▶

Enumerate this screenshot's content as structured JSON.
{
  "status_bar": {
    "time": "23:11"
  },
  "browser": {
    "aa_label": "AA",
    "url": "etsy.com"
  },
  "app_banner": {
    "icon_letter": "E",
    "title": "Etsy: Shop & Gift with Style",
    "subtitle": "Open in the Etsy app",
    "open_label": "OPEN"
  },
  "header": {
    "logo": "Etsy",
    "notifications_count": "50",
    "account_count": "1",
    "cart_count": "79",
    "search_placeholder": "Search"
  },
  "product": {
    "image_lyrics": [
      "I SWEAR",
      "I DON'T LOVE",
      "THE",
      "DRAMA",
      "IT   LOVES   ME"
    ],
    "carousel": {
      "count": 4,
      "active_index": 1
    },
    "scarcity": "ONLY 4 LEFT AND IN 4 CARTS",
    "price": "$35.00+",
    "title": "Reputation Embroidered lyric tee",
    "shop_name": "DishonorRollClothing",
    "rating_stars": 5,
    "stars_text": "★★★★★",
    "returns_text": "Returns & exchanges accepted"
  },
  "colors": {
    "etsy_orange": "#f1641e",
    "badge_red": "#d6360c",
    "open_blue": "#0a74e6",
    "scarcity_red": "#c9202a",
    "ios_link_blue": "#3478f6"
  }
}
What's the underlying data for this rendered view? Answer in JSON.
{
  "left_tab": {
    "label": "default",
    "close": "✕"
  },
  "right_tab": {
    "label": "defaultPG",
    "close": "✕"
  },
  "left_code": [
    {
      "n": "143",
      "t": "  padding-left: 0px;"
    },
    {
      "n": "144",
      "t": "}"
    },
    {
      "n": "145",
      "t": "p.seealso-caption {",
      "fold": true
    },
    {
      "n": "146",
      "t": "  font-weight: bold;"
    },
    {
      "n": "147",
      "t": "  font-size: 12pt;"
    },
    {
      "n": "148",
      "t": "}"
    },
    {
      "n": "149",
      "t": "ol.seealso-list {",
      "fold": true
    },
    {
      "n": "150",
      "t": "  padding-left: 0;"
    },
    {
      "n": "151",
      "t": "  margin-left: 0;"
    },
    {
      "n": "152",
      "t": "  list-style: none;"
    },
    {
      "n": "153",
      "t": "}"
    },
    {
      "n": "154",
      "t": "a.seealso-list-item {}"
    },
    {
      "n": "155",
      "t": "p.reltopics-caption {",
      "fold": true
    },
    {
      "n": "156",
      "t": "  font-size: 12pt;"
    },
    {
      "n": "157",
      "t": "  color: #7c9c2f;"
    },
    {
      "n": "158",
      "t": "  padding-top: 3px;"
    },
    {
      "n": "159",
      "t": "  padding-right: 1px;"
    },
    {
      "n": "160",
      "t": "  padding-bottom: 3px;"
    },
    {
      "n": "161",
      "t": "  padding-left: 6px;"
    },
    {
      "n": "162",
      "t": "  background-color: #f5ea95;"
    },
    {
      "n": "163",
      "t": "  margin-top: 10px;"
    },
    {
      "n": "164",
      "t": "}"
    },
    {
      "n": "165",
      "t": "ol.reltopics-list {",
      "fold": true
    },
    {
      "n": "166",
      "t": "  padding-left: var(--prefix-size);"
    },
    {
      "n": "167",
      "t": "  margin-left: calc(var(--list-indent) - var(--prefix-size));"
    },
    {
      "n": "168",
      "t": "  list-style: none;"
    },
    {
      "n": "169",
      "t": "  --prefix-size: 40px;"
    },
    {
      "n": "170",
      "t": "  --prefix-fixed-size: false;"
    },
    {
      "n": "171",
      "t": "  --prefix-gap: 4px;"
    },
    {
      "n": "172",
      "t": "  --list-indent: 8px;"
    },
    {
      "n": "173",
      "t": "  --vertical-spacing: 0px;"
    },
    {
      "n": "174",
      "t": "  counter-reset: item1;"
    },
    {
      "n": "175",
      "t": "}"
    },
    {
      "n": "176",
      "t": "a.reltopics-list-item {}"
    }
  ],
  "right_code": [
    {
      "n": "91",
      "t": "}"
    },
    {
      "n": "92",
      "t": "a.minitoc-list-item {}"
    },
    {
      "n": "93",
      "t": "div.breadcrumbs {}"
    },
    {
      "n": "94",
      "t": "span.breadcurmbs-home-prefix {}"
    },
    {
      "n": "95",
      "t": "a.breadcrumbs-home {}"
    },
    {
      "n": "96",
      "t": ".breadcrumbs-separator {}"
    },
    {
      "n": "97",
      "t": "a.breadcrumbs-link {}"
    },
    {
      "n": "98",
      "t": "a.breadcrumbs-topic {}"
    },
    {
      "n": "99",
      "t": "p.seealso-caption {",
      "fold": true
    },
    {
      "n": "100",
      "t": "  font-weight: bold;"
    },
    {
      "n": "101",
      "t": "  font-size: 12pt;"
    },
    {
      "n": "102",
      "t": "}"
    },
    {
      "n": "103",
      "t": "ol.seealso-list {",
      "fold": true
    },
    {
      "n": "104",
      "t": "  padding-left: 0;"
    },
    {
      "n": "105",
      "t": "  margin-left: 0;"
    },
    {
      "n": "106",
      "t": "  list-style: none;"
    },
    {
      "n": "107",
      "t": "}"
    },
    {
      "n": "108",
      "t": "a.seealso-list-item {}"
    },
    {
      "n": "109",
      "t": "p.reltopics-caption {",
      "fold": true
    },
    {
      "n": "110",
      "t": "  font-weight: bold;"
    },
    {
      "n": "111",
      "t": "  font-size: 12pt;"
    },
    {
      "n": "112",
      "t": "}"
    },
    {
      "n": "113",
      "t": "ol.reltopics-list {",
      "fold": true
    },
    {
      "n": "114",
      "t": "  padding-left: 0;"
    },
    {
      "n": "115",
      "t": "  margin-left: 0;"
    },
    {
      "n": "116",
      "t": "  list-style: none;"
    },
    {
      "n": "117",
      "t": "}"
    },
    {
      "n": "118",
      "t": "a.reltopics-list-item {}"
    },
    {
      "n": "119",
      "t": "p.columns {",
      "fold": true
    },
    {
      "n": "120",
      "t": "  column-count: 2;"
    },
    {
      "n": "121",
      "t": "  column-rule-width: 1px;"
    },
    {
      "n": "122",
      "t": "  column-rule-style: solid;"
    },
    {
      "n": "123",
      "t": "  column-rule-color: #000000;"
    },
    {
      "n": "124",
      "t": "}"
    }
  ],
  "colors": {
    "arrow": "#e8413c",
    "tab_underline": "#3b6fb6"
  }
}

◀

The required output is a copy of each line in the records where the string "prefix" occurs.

Result:
      "t": "  padding-left: var(--prefix-size);"
      "t": "  margin-left: calc(var(--list-indent) - var(--prefix-size));"
      "t": "  --prefix-size: 40px;"
      "t": "  --prefix-fixed-size: false;"
      "t": "  --prefix-gap: 4px;"
      "t": "span.breadcurmbs-home-prefix {}"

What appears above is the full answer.